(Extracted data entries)
=== Begin Enclosure ===

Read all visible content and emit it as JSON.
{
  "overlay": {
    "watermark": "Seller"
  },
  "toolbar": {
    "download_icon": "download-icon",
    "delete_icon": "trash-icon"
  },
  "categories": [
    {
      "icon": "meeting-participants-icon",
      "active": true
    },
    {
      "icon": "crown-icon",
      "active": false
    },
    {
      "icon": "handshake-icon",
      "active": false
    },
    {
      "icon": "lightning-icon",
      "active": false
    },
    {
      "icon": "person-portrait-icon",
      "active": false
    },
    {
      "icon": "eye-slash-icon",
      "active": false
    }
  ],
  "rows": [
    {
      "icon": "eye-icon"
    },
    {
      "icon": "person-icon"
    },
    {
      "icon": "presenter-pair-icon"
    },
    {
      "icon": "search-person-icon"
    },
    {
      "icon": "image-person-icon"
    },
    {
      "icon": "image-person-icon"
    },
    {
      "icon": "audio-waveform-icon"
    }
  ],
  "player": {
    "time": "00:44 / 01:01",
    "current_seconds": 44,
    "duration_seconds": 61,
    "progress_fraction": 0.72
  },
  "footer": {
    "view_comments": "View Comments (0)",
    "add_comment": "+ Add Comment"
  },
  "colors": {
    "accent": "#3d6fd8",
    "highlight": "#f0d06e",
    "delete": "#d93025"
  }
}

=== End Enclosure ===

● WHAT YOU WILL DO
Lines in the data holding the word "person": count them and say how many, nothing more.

● ANSWER BOX
5